**What you need to do:** Return each record exactly as it appears, so that nothing is dropped or altered.

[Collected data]
-=-=-
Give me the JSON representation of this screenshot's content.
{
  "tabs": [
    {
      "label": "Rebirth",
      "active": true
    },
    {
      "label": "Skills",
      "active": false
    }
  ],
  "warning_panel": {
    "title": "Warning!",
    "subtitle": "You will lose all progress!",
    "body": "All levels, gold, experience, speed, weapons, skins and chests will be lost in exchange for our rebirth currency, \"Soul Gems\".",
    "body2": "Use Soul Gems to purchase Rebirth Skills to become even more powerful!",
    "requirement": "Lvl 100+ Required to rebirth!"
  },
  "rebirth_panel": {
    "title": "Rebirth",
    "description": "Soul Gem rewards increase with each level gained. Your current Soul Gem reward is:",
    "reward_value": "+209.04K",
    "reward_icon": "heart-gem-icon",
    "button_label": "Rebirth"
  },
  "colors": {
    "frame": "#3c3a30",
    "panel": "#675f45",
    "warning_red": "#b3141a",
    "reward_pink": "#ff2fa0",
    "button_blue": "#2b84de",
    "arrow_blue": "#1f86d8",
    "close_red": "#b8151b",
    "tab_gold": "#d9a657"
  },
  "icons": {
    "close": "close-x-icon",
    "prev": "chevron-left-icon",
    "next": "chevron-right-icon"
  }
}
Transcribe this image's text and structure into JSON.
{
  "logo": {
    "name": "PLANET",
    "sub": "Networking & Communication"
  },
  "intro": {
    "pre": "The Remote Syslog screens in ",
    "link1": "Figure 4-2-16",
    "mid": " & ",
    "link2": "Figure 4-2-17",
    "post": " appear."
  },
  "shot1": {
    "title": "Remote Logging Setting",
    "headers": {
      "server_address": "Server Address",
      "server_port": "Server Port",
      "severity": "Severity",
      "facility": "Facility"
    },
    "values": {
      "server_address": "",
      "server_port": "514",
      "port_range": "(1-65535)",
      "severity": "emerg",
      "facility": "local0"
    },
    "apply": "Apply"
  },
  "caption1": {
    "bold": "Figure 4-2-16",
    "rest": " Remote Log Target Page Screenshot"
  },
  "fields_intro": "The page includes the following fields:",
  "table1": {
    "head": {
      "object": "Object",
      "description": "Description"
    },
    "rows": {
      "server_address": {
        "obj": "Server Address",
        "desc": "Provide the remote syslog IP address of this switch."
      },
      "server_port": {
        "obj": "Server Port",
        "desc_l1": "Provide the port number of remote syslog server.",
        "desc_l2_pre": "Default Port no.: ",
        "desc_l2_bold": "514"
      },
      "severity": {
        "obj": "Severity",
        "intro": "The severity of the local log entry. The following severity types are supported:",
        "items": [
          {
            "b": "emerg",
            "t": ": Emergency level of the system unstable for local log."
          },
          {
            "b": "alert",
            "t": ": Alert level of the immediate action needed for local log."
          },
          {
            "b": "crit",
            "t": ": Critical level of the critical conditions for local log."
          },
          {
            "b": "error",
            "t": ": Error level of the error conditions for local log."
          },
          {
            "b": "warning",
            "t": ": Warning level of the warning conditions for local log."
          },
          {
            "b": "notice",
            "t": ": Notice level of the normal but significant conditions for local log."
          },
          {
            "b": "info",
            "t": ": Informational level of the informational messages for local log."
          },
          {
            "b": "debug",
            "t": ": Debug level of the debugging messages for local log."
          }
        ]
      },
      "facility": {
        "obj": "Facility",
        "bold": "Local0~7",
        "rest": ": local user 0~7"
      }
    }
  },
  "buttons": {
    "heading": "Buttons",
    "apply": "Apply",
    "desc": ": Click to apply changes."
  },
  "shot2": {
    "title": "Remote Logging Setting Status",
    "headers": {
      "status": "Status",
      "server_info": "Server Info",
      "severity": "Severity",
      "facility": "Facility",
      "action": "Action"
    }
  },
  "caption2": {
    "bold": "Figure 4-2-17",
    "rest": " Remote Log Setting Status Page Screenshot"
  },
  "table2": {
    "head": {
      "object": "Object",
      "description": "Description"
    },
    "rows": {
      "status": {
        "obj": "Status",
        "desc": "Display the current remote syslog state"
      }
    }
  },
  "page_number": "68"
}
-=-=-
**Exercise output:**
Give me the JSON representation of this screenshot's content.
{
  "tabs": [
    {
      "label": "Rebirth",
      "active": true
    },
    {
      "label": "Skills",
      "active": false
    }
  ],
  "warning_panel": {
    "title": "Warning!",
    "subtitle": "You will lose all progress!",
    "body": "All levels, gold, experience, speed, weapons, skins and chests will be lost in exchange for our rebirth currency, \"Soul Gems\".",
    "body2": "Use Soul Gems to purchase Rebirth Skills to become even more powerful!",
    "requirement": "Lvl 100+ Required to rebirth!"
  },
  "rebirth_panel": {
    "title": "Rebirth",
    "description": "Soul Gem rewards increase with each level gained. Your current Soul Gem reward is:",
    "reward_value": "+209.04K",
    "reward_icon": "heart-gem-icon",
    "button_label": "Rebirth"
  },
  "colors": {
    "frame": "#3c3a30",
    "panel": "#675f45",
    "warning_red": "#b3141a",
    "reward_pink": "#ff2fa0",
    "button_blue": "#2b84de",
    "arrow_blue": "#1f86d8",
    "close_red": "#b8151b",
    "tab_gold": "#d9a657"
  },
  "icons": {
    "close": "close-x-icon",
    "prev": "chevron-left-icon",
    "next": "chevron-right-icon"
  }
}
Transcribe this image's text and structure into JSON.
{
  "logo": {
    "name": "PLANET",
    "sub": "Networking & Communication"
  },
  "intro": {
    "pre": "The Remote Syslog screens in ",
    "link1": "Figure 4-2-16",
    "mid": " & ",
    "link2": "Figure 4-2-17",
    "post": " appear."
  },
  "shot1": {
    "title": "Remote Logging Setting",
    "headers": {
      "server_address": "Server Address",
      "server_port": "Server Port",
      "severity": "Severity",
      "facility": "Facility"
    },
    "values": {
      "server_address": "",
      "server_port": "514",
      "port_range": "(1-65535)",
      "severity": "emerg",
      "facility": "local0"
    },
    "apply": "Apply"
  },
  "caption1": {
    "bold": "Figure 4-2-16",
    "rest": " Remote Log Target Page Screenshot"
  },
  "fields_intro": "The page includes the following fields:",
  "table1": {
    "head": {
      "object": "Object",
      "description": "Description"
    },
    "rows": {
      "server_address": {
        "obj": "Server Address",
        "desc": "Provide the remote syslog IP address of this switch."
      },
      "server_port": {
        "obj": "Server Port",
        "desc_l1": "Provide the port number of remote syslog server.",
        "desc_l2_pre": "Default Port no.: ",
        "desc_l2_bold": "514"
      },
      "severity": {
        "obj": "Severity",
        "intro": "The severity of the local log entry. The following severity types are supported:",
        "items": [
          {
            "b": "emerg",
            "t": ": Emergency level of the system unstable for local log."
          },
          {
            "b": "alert",
            "t": ": Alert level of the immediate action needed for local log."
          },
          {
            "b": "crit",
            "t": ": Critical level of the critical conditions for local log."
          },
          {
            "b": "error",
            "t": ": Error level of the error conditions for local log."
          },
          {
            "b": "warning",
            "t": ": Warning level of the warning conditions for local log."
          },
          {
            "b": "notice",
            "t": ": Notice level of the normal but significant conditions for local log."
          },
          {
            "b": "info",
            "t": ": Informational level of the informational messages for local log."
          },
          {
            "b": "debug",
            "t": ": Debug level of the debugging messages for local log."
          }
        ]
      },
      "facility": {
        "obj": "Facility",
        "bold": "Local0~7",
        "rest": ": local user 0~7"
      }
    }
  },
  "buttons": {
    "heading": "Buttons",
    "apply": "Apply",
    "desc": ": Click to apply changes."
  },
  "shot2": {
    "title": "Remote Logging Setting Status",
    "headers": {
      "status": "Status",
      "server_info": "Server Info",
      "severity": "Severity",
      "facility": "Facility",
      "action": "Action"
    }
  },
  "caption2": {
    "bold": "Figure 4-2-17",
    "rest": " Remote Log Setting Status Page Screenshot"
  },
  "table2": {
    "head": {
      "object": "Object",
      "description": "Description"
    },
    "rows": {
      "status": {
        "obj": "Status",
        "desc": "Display the current remote syslog state"
      }
    }
  },
  "page_number": "68"
}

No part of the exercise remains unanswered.